→ **AIM OF THE EXERCISE**
Please output every entry below exactly as written, leaving out any pictures.

Recorded data
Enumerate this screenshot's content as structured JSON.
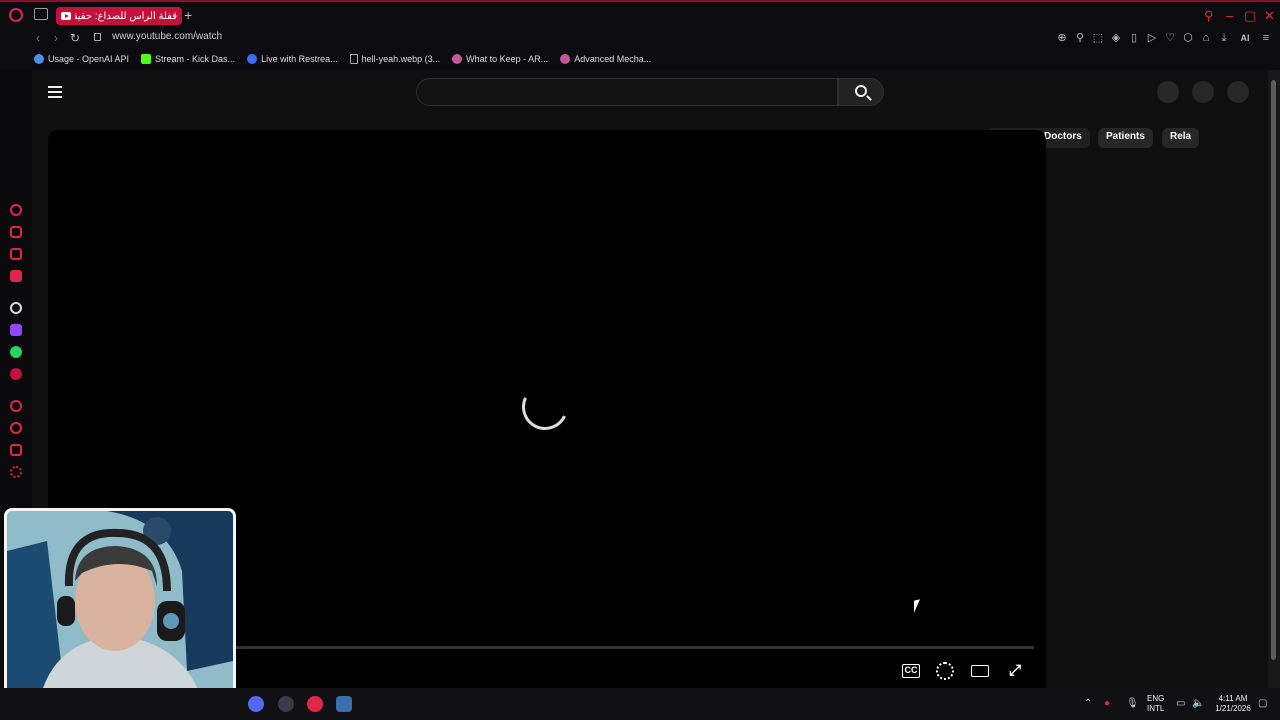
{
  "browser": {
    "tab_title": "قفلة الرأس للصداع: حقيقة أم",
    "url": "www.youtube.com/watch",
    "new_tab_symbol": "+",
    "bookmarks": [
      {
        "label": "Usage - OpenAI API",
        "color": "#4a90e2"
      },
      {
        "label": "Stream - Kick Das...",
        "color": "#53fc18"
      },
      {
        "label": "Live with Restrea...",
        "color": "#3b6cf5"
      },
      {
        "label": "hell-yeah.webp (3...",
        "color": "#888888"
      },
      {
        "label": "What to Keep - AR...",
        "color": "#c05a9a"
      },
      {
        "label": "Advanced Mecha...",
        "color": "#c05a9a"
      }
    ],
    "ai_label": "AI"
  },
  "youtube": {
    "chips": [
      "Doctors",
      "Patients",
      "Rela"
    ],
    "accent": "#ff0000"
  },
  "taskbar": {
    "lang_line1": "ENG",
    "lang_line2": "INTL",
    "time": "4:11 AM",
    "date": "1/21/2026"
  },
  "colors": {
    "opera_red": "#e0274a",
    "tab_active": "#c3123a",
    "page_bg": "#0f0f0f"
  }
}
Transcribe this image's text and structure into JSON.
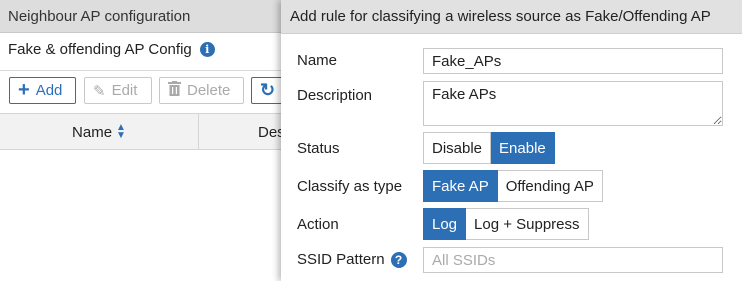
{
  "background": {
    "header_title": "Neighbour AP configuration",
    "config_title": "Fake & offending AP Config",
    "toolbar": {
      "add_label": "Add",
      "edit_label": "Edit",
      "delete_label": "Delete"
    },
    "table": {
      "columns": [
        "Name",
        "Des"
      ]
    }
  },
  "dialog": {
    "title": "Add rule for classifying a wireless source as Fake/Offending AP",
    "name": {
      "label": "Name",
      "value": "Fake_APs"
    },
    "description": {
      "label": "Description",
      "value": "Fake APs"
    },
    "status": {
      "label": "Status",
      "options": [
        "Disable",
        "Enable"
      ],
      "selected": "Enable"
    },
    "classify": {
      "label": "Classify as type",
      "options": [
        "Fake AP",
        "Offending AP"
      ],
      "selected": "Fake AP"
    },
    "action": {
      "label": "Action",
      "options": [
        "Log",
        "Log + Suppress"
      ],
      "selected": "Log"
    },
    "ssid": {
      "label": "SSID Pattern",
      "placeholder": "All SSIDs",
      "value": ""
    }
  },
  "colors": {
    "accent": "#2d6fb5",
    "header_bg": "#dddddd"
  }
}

→ **FINAL ANSWER**
Enumerate this screenshot's content as structured JSON.
{
  "browser": {
    "tab_title": "قفلة الرأس للصداع: حقيقة أم",
    "url": "www.youtube.com/watch",
    "new_tab_symbol": "+",
    "bookmarks": [
      {
        "label": "Usage - OpenAI API",
        "color": "#4a90e2"
      },
      {
        "label": "Stream - Kick Das...",
        "color": "#53fc18"
      },
      {
        "label": "Live with Restrea...",
        "color": "#3b6cf5"
      },
      {
        "label": "hell-yeah.webp (3...",
        "color": "#888888"
      },
      {
        "label": "What to Keep - AR...",
        "color": "#c05a9a"
      },
      {
        "label": "Advanced Mecha...",
        "color": "#c05a9a"
      }
    ],
    "ai_label": "AI"
  },
  "youtube": {
    "chips": [
      "Doctors",
      "Patients",
      "Rela"
    ],
    "accent": "#ff0000"
  },
  "taskbar": {
    "lang_line1": "ENG",
    "lang_line2": "INTL",
    "time": "4:11 AM",
    "date": "1/21/2026"
  },
  "colors": {
    "opera_red": "#e0274a",
    "tab_active": "#c3123a",
    "page_bg": "#0f0f0f"
  }
}
Transcribe this image's text and structure into JSON.
{
  "background": {
    "header_title": "Neighbour AP configuration",
    "config_title": "Fake & offending AP Config",
    "toolbar": {
      "add_label": "Add",
      "edit_label": "Edit",
      "delete_label": "Delete"
    },
    "table": {
      "columns": [
        "Name",
        "Des"
      ]
    }
  },
  "dialog": {
    "title": "Add rule for classifying a wireless source as Fake/Offending AP",
    "name": {
      "label": "Name",
      "value": "Fake_APs"
    },
    "description": {
      "label": "Description",
      "value": "Fake APs"
    },
    "status": {
      "label": "Status",
      "options": [
        "Disable",
        "Enable"
      ],
      "selected": "Enable"
    },
    "classify": {
      "label": "Classify as type",
      "options": [
        "Fake AP",
        "Offending AP"
      ],
      "selected": "Fake AP"
    },
    "action": {
      "label": "Action",
      "options": [
        "Log",
        "Log + Suppress"
      ],
      "selected": "Log"
    },
    "ssid": {
      "label": "SSID Pattern",
      "placeholder": "All SSIDs",
      "value": ""
    }
  },
  "colors": {
    "accent": "#2d6fb5",
    "header_bg": "#dddddd"
  }
}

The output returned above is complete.